Records from a data collection

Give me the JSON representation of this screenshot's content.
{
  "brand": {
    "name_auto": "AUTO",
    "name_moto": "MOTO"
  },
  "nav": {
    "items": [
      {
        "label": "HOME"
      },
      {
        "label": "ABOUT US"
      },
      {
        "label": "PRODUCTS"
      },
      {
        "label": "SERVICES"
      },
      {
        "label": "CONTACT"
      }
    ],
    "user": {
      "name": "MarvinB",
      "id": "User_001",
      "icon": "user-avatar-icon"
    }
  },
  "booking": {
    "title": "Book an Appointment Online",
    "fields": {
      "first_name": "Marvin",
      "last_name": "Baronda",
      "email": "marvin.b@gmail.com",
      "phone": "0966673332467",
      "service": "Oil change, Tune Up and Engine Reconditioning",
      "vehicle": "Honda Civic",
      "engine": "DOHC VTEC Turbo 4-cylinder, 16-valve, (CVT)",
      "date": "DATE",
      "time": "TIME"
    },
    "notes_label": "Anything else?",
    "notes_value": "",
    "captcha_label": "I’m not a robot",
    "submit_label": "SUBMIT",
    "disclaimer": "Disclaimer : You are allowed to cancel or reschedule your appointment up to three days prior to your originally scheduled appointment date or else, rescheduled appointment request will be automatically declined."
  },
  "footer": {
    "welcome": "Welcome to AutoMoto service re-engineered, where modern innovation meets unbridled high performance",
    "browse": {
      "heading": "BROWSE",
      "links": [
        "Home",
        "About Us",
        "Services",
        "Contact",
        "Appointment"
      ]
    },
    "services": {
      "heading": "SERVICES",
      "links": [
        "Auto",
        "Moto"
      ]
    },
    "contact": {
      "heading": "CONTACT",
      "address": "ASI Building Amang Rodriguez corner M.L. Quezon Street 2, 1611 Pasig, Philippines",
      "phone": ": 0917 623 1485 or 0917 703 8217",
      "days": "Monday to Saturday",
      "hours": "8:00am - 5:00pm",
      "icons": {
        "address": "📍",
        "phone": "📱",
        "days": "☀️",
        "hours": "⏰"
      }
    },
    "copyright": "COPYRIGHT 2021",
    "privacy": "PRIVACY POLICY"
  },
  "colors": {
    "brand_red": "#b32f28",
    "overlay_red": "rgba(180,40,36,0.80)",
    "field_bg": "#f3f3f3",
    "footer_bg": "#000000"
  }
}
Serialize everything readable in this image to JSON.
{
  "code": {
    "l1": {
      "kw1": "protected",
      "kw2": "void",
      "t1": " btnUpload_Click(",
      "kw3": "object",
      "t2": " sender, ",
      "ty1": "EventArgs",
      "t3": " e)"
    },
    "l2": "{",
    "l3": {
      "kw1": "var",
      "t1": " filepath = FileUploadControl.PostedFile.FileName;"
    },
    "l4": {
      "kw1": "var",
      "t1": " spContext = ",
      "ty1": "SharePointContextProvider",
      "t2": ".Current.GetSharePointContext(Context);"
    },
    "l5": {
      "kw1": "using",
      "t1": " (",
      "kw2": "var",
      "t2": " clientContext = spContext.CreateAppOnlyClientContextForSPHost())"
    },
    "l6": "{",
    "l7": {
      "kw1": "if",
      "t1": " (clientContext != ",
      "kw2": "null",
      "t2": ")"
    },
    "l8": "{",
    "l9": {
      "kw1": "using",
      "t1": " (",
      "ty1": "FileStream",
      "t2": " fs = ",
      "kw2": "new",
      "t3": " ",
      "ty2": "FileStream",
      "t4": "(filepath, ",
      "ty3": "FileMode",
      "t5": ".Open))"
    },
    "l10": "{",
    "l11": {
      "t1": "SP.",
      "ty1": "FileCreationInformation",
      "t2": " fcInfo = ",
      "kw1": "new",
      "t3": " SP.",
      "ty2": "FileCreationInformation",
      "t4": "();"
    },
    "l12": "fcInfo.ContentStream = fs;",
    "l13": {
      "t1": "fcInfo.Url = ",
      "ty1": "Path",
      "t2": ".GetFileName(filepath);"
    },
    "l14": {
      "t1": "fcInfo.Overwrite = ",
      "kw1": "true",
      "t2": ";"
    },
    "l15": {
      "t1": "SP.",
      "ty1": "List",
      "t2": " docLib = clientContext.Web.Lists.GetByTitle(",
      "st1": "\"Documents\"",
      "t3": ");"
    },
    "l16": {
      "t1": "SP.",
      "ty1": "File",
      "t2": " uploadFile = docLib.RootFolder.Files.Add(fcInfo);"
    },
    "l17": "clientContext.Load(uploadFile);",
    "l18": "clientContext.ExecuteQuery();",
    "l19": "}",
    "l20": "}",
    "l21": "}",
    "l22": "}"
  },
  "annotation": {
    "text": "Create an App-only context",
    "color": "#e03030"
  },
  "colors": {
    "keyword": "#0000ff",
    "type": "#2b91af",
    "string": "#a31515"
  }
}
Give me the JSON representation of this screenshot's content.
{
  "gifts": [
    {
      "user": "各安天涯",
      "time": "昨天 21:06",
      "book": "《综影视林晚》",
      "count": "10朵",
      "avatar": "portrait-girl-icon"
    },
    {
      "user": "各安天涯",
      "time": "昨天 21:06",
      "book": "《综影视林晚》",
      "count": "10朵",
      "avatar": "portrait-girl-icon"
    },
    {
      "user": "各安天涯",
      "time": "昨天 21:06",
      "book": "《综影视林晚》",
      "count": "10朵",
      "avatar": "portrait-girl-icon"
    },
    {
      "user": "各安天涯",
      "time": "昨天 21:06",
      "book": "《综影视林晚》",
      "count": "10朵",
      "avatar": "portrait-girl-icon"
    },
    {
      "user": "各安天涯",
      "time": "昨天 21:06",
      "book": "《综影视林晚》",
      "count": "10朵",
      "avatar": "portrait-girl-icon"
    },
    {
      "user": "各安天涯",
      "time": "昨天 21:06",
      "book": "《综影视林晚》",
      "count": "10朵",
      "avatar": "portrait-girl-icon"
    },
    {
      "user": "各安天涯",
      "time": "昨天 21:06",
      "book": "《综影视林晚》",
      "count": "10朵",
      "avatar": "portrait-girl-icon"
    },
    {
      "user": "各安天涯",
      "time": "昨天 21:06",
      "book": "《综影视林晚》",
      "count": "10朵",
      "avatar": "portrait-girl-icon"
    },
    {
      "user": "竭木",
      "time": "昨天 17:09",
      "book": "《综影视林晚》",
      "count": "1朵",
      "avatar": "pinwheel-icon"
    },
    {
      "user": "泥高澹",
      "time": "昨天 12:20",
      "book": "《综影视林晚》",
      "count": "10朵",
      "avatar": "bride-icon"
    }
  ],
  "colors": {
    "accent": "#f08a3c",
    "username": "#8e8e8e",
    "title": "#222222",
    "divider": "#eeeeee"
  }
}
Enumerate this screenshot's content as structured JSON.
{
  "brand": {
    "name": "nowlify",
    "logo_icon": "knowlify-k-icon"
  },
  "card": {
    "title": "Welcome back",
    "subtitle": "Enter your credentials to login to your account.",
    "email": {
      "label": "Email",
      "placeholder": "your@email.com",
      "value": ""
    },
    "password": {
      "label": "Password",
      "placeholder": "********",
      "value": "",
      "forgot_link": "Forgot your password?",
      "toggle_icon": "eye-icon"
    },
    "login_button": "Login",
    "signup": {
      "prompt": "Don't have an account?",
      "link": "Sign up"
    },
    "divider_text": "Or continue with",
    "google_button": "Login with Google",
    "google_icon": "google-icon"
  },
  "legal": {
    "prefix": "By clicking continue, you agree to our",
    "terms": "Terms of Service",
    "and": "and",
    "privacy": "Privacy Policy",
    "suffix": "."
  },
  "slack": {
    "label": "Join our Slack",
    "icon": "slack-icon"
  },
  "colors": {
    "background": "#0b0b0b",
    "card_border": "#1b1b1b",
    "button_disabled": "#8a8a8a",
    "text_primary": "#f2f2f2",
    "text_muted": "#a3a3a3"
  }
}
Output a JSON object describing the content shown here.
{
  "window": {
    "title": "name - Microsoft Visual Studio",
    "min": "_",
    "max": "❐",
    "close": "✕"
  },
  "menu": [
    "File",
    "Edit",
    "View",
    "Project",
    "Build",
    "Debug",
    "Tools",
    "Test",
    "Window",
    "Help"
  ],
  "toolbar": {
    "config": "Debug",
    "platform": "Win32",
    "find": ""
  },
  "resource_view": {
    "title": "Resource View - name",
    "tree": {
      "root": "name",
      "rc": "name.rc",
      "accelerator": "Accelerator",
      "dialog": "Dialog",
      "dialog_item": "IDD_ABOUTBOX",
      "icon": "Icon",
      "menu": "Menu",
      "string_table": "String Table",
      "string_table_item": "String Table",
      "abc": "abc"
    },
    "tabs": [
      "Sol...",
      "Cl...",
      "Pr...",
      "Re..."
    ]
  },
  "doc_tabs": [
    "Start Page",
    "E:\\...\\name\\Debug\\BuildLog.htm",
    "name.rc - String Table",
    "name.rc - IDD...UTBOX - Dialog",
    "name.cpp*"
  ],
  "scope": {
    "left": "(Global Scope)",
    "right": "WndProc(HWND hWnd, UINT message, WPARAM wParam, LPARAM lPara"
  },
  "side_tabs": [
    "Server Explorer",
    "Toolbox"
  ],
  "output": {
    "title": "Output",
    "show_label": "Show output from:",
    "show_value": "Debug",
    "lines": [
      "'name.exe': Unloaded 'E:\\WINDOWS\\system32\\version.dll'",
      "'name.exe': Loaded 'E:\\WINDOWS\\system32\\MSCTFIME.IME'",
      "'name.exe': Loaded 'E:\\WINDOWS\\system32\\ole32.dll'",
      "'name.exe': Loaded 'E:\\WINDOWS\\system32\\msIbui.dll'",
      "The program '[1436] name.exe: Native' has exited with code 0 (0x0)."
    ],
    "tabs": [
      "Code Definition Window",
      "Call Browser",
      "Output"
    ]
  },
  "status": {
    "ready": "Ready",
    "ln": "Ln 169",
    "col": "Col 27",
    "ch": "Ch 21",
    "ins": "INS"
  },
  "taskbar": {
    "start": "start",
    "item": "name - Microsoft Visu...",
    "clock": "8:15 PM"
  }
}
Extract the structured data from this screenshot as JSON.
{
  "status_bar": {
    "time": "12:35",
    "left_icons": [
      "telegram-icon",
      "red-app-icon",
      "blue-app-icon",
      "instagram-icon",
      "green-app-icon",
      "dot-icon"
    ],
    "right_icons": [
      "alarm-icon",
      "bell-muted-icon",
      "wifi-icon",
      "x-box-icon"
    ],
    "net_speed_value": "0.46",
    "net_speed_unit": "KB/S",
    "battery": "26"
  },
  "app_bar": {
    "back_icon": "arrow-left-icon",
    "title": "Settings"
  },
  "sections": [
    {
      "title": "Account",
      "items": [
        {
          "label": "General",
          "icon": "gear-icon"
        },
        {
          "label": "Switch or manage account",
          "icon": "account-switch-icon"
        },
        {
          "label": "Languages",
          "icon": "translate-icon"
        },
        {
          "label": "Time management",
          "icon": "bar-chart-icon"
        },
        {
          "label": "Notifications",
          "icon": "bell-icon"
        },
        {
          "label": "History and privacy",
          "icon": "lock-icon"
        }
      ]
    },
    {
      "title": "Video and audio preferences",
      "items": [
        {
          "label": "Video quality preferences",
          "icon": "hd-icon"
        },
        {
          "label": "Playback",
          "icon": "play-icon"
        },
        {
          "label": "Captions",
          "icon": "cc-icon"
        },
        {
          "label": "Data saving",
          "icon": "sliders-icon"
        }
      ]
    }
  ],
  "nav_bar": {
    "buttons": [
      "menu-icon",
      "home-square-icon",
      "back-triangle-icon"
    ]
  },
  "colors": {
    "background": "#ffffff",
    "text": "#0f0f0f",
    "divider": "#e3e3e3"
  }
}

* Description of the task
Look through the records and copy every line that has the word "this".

* Exercise answer
Give me the JSON representation of this screenshot's content.
Serialize everything readable in this image to JSON.
Give me the JSON representation of this screenshot's content.
Enumerate this screenshot's content as structured JSON.
Extract the structured data from this screenshot as JSON.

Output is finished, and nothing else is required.